I think of my books as Trojan horses,” says Frank Tallis. “They are detective novels, and they are meant to be entertainment — but I like to drop some nuggets in which ought to leave the reader feeling enriched.”
Indeed, so enriching are Tallis’s books that reading them is almost like taking a university refresher course — on turn-of-the-20th-century Vienna. The four titles he has so far produced, forming the crime series, The Liebermann Papers, relate the adventures of Max Liebermann, a young Jewish psychologist, and his pastry-loving detective friend.
Of Liebermann’s encounters with the father of modern psychoanalysis, Sigmund Freud, Tallis cheerfully boasts that he has researched “down to the type of ashtray there would have been on the table”. The books provide a window on the worlds of psychiatry, music, and bizarre, closed-door societies which were almost certainly the seedbeds for Nazi ideology. Fascinatingly, given Tallis’s Italian Catholic background, they depict an era and a place in which, for a brief generation, Jewish culture flourished side by side with vicious antisemitism.
Tallis, on the verge of retiring from his successful practice as a clinical psychologist in order to devote himself to writing, says it was “hugely important” for Liebermann to be Jewish. “We enter this world through Freud, who in effect was the father of my profession. Jewish identity was very closely related to early psychology… Freud worried that it was almost too closely associated.”
Freud, claims Tallis, was a frustrated Viennese stand-up. “He loved Jewish jokes and even wrote a book about them. I’ve tried to use some of his jokes in the novels, although I’ve had to bring some of them up to date. I always think that the person Freud was most like was Groucho Marx — they both loved jokes and, of course, cigars.”

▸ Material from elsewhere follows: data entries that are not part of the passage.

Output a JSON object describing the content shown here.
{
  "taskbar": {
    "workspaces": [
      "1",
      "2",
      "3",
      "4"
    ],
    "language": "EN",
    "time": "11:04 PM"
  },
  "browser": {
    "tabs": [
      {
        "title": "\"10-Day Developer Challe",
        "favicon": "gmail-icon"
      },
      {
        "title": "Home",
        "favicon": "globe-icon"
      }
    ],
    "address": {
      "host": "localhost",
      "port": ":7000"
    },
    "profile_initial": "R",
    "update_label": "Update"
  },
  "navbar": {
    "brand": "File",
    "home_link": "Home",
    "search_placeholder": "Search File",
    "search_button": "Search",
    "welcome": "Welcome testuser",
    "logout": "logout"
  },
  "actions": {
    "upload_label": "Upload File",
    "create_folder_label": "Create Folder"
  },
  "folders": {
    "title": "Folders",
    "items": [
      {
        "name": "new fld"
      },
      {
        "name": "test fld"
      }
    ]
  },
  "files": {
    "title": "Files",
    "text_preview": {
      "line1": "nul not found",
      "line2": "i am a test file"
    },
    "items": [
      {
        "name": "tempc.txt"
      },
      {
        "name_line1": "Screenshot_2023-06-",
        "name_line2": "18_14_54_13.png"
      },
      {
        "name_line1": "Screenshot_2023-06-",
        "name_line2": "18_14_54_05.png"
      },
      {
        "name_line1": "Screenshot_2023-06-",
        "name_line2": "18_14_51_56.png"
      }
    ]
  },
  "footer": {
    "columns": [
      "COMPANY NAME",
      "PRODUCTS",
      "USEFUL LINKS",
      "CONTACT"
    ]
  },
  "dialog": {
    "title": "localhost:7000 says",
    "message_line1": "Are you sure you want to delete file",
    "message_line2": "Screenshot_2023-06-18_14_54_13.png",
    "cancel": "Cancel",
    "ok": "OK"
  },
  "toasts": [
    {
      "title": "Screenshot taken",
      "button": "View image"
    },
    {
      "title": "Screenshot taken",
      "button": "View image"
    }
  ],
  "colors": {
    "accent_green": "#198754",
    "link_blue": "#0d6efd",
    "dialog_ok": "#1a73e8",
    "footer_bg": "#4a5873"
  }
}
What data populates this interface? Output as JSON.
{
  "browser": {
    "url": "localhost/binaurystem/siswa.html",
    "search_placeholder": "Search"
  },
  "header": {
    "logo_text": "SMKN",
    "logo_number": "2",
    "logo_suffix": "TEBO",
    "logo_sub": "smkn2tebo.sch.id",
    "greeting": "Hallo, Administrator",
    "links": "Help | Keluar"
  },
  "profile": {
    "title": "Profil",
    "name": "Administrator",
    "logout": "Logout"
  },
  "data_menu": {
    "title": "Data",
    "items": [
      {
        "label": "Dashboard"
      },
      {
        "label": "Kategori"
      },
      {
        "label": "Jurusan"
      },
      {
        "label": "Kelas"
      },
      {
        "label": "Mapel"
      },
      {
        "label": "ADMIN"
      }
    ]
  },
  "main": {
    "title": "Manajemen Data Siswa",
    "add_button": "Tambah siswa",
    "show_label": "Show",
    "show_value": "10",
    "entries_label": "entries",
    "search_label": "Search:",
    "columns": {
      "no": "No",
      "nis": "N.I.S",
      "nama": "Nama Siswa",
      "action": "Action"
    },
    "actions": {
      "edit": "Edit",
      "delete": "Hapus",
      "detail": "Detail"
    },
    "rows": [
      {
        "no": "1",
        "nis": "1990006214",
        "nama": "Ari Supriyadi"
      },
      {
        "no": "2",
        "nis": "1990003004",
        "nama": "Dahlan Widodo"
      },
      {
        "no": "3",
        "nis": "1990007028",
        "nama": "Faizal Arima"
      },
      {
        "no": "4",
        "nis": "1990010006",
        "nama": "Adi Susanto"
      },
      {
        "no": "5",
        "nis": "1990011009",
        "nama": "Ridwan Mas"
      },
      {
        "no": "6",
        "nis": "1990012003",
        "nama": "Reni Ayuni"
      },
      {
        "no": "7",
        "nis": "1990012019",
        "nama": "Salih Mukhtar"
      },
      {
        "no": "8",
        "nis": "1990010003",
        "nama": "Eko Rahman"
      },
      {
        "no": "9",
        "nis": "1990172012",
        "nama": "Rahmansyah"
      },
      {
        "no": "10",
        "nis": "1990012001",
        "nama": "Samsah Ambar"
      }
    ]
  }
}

But in Freud’s Vienna, says Tallis, “one could argue that the roots of the Holocaust could be traced.” One figure who features in the novels, and from whom Hitler definitely drew inspiration, was the writer Guido von List, a proponent of racial purity and an earlier adopter of the swastika symbol. He and his supporters have long been regarded as a bit of a joke, says Tallis, but he believes that they helped to develop Hitler’s thinking.
Max Liebermann, who with his foodie friend, Detective Inspector Rheinhardt, solves crimes in the novels through the extensive use of psychology, is an extremely assimilated Viennese Jew. “Jews like Max saw themselves as German; German is his language, he loves German music… I think he is faintly embarrassed by the appearance of eastern, more religious Jews, in the city… as we now know, that was a tragic complacency.”
In one generation, says Tallis, “all the best doctors in Vienna were Jews, Jews were involved in the media, Jews like Gustav Mahler ran the Opera House… all the great cultural institutions.
On the other hand, the city fathers “were ready to set up a special police force to monitor Jews at particular times of year when they would be most likely to be enacting ‘ritual slaughter’. In other words, the blood libel.”
In his newest outing, Darkness Rising, Tallis’s young protagonist gets a wake-up call about his Jewish identity, which has a resonance for which he did not bargain. En route we get an engaging dip into the Kabbalah of Isaac Luria, a learned discussion about the Golem of Prague, and endless, mouthwatering descriptions of Viennese delicacies.
So taken is the BBC with Tallis’s series that it has bought the development option for a pilot of the first novel, Mortal Mischief, and is well into the third draft of the script. Then, says Tallis, “we’ll see the first Jewish detective on TV.”
So, has Tallis ever thought of ‘crossing over’ from Catholicism? He replies enigmatically but warmly: “It is [Luria’s] idea of a collaborative relationship with the Deity, that the universe is ill and must be healed by virtuous acts, which I find very appealing.” Were it not for the giant Christmas tree in the corner of the room, any rabbi would sign up Frank Tallis with alacrity.